To do. All of the data below must be repeated exactly.

The data.
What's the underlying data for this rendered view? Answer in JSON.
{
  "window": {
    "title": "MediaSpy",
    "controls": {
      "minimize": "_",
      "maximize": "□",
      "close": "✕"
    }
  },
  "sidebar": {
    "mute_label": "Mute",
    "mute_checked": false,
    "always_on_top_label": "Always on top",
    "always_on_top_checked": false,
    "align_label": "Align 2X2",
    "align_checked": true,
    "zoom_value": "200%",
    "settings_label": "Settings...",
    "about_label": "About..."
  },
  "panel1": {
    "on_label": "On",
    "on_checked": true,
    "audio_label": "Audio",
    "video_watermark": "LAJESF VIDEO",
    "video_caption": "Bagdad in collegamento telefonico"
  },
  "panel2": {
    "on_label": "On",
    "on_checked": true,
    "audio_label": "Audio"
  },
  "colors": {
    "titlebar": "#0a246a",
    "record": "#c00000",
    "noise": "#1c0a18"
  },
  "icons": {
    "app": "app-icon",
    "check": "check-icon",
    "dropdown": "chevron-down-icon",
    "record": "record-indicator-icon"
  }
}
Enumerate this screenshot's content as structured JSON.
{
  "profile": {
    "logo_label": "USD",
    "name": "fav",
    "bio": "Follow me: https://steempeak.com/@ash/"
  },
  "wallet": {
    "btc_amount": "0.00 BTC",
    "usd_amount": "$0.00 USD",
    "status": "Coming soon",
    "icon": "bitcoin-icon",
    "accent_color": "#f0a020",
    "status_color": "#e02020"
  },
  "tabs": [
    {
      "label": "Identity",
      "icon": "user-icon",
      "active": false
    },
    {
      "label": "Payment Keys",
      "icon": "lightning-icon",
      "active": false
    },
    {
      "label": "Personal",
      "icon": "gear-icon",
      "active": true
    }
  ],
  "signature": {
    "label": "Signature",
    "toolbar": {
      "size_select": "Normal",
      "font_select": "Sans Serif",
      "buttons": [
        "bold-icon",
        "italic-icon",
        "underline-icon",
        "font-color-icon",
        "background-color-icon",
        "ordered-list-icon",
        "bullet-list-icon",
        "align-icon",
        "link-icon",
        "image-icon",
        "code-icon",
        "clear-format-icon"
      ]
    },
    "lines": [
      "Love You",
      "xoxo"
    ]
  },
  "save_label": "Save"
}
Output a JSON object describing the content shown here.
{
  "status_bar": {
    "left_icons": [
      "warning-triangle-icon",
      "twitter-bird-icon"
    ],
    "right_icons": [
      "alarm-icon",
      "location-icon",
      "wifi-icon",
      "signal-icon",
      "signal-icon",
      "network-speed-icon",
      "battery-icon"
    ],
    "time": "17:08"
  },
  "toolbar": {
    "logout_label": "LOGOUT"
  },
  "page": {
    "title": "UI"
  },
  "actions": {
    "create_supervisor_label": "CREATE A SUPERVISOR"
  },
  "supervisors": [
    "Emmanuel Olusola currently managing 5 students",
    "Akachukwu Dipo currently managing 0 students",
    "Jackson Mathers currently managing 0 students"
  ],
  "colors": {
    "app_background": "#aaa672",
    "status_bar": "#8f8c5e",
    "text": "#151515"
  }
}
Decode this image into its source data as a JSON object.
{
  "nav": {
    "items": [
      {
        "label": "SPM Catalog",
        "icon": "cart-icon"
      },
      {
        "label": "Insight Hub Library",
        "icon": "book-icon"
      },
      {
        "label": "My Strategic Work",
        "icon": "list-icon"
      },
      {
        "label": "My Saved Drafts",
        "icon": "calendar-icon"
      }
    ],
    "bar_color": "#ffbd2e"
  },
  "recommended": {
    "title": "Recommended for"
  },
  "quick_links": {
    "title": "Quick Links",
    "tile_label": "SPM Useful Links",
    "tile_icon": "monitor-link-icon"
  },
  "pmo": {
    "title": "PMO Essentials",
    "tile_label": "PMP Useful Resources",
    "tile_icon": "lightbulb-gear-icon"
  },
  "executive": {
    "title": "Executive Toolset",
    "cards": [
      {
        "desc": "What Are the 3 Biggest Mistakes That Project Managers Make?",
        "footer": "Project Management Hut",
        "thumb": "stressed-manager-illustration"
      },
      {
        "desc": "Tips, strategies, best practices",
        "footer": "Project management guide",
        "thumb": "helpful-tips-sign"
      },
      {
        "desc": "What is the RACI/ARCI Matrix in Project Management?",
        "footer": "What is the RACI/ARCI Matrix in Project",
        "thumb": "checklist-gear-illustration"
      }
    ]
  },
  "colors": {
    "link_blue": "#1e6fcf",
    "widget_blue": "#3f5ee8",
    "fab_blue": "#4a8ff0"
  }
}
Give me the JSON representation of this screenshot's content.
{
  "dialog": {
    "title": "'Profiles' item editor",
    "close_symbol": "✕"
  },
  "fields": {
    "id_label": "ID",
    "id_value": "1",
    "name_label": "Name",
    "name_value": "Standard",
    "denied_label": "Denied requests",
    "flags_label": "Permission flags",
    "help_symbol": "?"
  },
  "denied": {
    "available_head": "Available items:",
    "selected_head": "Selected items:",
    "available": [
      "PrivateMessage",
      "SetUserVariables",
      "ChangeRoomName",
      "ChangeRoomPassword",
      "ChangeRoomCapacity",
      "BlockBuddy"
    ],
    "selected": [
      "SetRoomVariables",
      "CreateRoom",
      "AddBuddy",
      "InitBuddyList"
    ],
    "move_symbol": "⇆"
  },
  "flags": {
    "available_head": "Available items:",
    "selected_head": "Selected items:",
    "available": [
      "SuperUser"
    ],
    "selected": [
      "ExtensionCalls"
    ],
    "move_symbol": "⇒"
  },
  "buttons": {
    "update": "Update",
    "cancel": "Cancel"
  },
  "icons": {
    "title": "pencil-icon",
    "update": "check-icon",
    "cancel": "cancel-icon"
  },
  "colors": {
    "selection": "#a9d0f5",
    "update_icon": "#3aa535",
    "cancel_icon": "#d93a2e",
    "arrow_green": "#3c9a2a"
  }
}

Result of the exercise.
What's the underlying data for this rendered view? Answer in JSON.
{
  "window": {
    "title": "MediaSpy",
    "controls": {
      "minimize": "_",
      "maximize": "□",
      "close": "✕"
    }
  },
  "sidebar": {
    "mute_label": "Mute",
    "mute_checked": false,
    "always_on_top_label": "Always on top",
    "always_on_top_checked": false,
    "align_label": "Align 2X2",
    "align_checked": true,
    "zoom_value": "200%",
    "settings_label": "Settings...",
    "about_label": "About..."
  },
  "panel1": {
    "on_label": "On",
    "on_checked": true,
    "audio_label": "Audio",
    "video_watermark": "LAJESF VIDEO",
    "video_caption": "Bagdad in collegamento telefonico"
  },
  "panel2": {
    "on_label": "On",
    "on_checked": true,
    "audio_label": "Audio"
  },
  "colors": {
    "titlebar": "#0a246a",
    "record": "#c00000",
    "noise": "#1c0a18"
  },
  "icons": {
    "app": "app-icon",
    "check": "check-icon",
    "dropdown": "chevron-down-icon",
    "record": "record-indicator-icon"
  }
}
Enumerate this screenshot's content as structured JSON.
{
  "profile": {
    "logo_label": "USD",
    "name": "fav",
    "bio": "Follow me: https://steempeak.com/@ash/"
  },
  "wallet": {
    "btc_amount": "0.00 BTC",
    "usd_amount": "$0.00 USD",
    "status": "Coming soon",
    "icon": "bitcoin-icon",
    "accent_color": "#f0a020",
    "status_color": "#e02020"
  },
  "tabs": [
    {
      "label": "Identity",
      "icon": "user-icon",
      "active": false
    },
    {
      "label": "Payment Keys",
      "icon": "lightning-icon",
      "active": false
    },
    {
      "label": "Personal",
      "icon": "gear-icon",
      "active": true
    }
  ],
  "signature": {
    "label": "Signature",
    "toolbar": {
      "size_select": "Normal",
      "font_select": "Sans Serif",
      "buttons": [
        "bold-icon",
        "italic-icon",
        "underline-icon",
        "font-color-icon",
        "background-color-icon",
        "ordered-list-icon",
        "bullet-list-icon",
        "align-icon",
        "link-icon",
        "image-icon",
        "code-icon",
        "clear-format-icon"
      ]
    },
    "lines": [
      "Love You",
      "xoxo"
    ]
  },
  "save_label": "Save"
}
Output a JSON object describing the content shown here.
{
  "status_bar": {
    "left_icons": [
      "warning-triangle-icon",
      "twitter-bird-icon"
    ],
    "right_icons": [
      "alarm-icon",
      "location-icon",
      "wifi-icon",
      "signal-icon",
      "signal-icon",
      "network-speed-icon",
      "battery-icon"
    ],
    "time": "17:08"
  },
  "toolbar": {
    "logout_label": "LOGOUT"
  },
  "page": {
    "title": "UI"
  },
  "actions": {
    "create_supervisor_label": "CREATE A SUPERVISOR"
  },
  "supervisors": [
    "Emmanuel Olusola currently managing 5 students",
    "Akachukwu Dipo currently managing 0 students",
    "Jackson Mathers currently managing 0 students"
  ],
  "colors": {
    "app_background": "#aaa672",
    "status_bar": "#8f8c5e",
    "text": "#151515"
  }
}
Decode this image into its source data as a JSON object.
{
  "nav": {
    "items": [
      {
        "label": "SPM Catalog",
        "icon": "cart-icon"
      },
      {
        "label": "Insight Hub Library",
        "icon": "book-icon"
      },
      {
        "label": "My Strategic Work",
        "icon": "list-icon"
      },
      {
        "label": "My Saved Drafts",
        "icon": "calendar-icon"
      }
    ],
    "bar_color": "#ffbd2e"
  },
  "recommended": {
    "title": "Recommended for"
  },
  "quick_links": {
    "title": "Quick Links",
    "tile_label": "SPM Useful Links",
    "tile_icon": "monitor-link-icon"
  },
  "pmo": {
    "title": "PMO Essentials",
    "tile_label": "PMP Useful Resources",
    "tile_icon": "lightbulb-gear-icon"
  },
  "executive": {
    "title": "Executive Toolset",
    "cards": [
      {
        "desc": "What Are the 3 Biggest Mistakes That Project Managers Make?",
        "footer": "Project Management Hut",
        "thumb": "stressed-manager-illustration"
      },
      {
        "desc": "Tips, strategies, best practices",
        "footer": "Project management guide",
        "thumb": "helpful-tips-sign"
      },
      {
        "desc": "What is the RACI/ARCI Matrix in Project Management?",
        "footer": "What is the RACI/ARCI Matrix in Project",
        "thumb": "checklist-gear-illustration"
      }
    ]
  },
  "colors": {
    "link_blue": "#1e6fcf",
    "widget_blue": "#3f5ee8",
    "fab_blue": "#4a8ff0"
  }
}
Give me the JSON representation of this screenshot's content.
{
  "dialog": {
    "title": "'Profiles' item editor",
    "close_symbol": "✕"
  },
  "fields": {
    "id_label": "ID",
    "id_value": "1",
    "name_label": "Name",
    "name_value": "Standard",
    "denied_label": "Denied requests",
    "flags_label": "Permission flags",
    "help_symbol": "?"
  },
  "denied": {
    "available_head": "Available items:",
    "selected_head": "Selected items:",
    "available": [
      "PrivateMessage",
      "SetUserVariables",
      "ChangeRoomName",
      "ChangeRoomPassword",
      "ChangeRoomCapacity",
      "BlockBuddy"
    ],
    "selected": [
      "SetRoomVariables",
      "CreateRoom",
      "AddBuddy",
      "InitBuddyList"
    ],
    "move_symbol": "⇆"
  },
  "flags": {
    "available_head": "Available items:",
    "selected_head": "Selected items:",
    "available": [
      "SuperUser"
    ],
    "selected": [
      "ExtensionCalls"
    ],
    "move_symbol": "⇒"
  },
  "buttons": {
    "update": "Update",
    "cancel": "Cancel"
  },
  "icons": {
    "title": "pencil-icon",
    "update": "check-icon",
    "cancel": "cancel-icon"
  },
  "colors": {
    "selection": "#a9d0f5",
    "update_icon": "#3aa535",
    "cancel_icon": "#d93a2e",
    "arrow_green": "#3c9a2a"
  }
}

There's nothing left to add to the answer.